Boeing (NYSE: BA) was doubtless disappointed when India booted it from the competition for a $10 billion fighter jet contract last month. But don't lose heart, investors. Boeing's battling back, having scored another small victory Wednesday.

This morning, the company announced a 10-plane deal from the Indian Ministry of Defense for delivery of the C-17 Globemaster III transport aircraft. At roughly $191 million apiece, the contract is worth $1.9 billion to Boeing, eclipsing the value of the six-plane C-130J deal that Lockheed Martin (NYSE: LMT) inked a few years ago. It bolsters Boeing's place in the Indian arms market, first won when the company and partners Raytheon (NYSE: RTN) and Northrop Grumman (NYSE: NOC) landed a $2.1 billion deal to supply India with P-8I subhunting aircraft.

$2 billion here, $2 billion there ...
Granted, these contracts don't yet add up to "real money" for Boeing, which does $64 billion in annual business globally. The company will need to land more (and bigger) contracts if it hopes to make up the shortfall from a retrenching Pentagon.

But that does seem to be the plan, for both Boeing and the Pentagon itself.
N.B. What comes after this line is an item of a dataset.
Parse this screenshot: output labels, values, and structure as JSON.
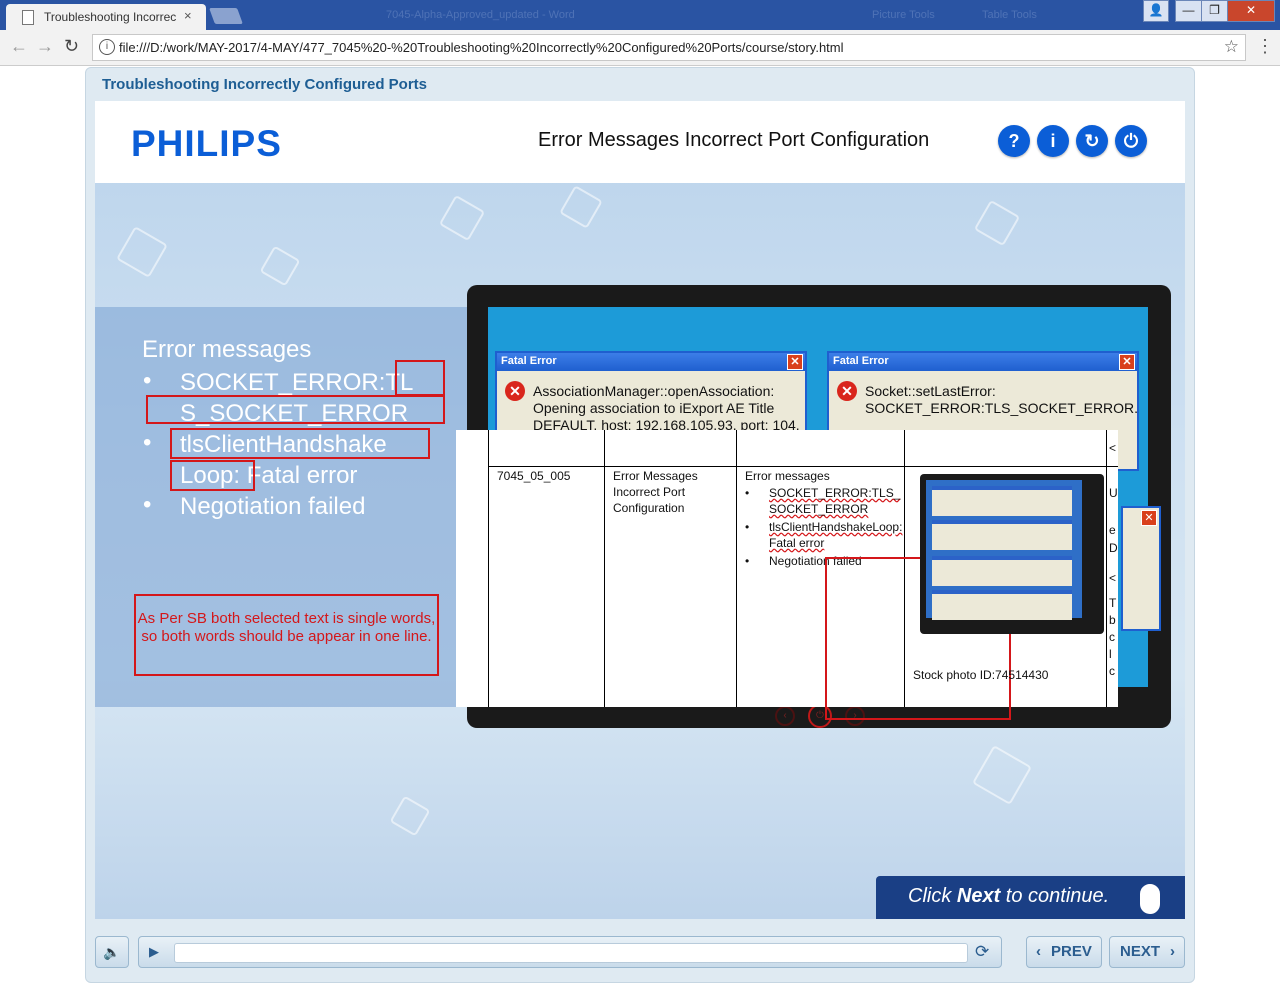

As U.S. taxpayers rebel at the high cost of defending not just U.S. interests, but subsidizing the security needs of others, we're going to see more and more deals like the one inked in India this week.

Aside from Boeing, who else will benefit? Click here to find out.